:: EXERCISE OBJECTIVE ::
Your answer must be every line of the data that contains "Protocol".
---------- SOURCE INFORMATION ----------
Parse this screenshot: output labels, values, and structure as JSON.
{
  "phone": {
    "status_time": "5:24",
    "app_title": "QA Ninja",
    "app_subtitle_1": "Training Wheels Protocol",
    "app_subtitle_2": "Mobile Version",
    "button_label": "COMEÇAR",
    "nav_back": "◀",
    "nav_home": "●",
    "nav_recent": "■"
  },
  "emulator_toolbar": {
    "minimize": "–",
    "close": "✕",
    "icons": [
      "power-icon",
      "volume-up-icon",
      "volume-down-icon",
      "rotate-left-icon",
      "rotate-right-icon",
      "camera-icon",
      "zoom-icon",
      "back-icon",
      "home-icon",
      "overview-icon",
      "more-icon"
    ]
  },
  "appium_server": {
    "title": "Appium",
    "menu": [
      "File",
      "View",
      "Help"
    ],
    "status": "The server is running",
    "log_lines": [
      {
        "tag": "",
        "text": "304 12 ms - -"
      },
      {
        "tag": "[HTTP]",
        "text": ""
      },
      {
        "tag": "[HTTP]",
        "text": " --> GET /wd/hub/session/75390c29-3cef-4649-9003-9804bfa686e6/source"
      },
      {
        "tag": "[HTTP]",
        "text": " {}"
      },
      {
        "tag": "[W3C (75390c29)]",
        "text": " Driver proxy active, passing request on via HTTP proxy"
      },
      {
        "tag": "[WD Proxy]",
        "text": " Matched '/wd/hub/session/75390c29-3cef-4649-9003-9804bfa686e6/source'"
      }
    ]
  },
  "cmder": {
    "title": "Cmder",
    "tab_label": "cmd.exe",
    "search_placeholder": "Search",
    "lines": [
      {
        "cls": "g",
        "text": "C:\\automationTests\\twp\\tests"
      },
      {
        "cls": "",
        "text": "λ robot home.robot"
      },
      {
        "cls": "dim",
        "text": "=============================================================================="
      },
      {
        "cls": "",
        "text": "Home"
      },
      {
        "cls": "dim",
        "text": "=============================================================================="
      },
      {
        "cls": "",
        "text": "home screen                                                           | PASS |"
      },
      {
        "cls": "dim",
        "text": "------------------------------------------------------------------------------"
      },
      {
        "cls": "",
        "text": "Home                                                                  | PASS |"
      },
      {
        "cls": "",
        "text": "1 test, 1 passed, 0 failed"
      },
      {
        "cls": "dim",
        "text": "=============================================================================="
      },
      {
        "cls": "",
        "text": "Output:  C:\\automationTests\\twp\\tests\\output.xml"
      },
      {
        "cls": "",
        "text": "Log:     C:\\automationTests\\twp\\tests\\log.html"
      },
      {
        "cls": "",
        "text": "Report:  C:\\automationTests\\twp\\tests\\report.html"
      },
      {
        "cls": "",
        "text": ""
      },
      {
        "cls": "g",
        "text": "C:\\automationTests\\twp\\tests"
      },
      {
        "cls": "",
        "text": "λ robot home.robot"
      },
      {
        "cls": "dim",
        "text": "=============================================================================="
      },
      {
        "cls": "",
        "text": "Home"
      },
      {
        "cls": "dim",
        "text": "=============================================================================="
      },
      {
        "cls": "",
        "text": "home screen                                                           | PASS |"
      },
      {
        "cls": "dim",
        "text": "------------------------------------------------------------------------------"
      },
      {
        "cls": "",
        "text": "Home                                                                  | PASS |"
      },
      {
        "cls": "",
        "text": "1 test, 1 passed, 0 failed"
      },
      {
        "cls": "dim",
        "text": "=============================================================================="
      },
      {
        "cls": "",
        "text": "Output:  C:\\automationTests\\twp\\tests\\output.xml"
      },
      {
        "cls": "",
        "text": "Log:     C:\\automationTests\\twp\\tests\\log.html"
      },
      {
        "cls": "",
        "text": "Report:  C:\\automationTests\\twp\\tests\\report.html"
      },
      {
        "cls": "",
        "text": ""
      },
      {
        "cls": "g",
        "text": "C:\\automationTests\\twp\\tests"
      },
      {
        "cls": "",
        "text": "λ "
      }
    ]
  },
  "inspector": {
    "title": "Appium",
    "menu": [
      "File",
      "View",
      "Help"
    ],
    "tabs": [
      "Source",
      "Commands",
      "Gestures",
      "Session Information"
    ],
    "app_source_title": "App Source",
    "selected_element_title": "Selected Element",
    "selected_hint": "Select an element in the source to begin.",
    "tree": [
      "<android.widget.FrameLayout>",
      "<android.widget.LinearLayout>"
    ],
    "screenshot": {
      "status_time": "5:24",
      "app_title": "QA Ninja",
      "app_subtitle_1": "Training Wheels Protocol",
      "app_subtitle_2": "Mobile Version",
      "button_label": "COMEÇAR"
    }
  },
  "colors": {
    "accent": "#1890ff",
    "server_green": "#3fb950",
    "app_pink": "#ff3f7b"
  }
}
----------
:: EXERCISE RESPONSE ::
    "app_subtitle_1": "Training Wheels Protocol",
      "app_subtitle_1": "Training Wheels Protocol",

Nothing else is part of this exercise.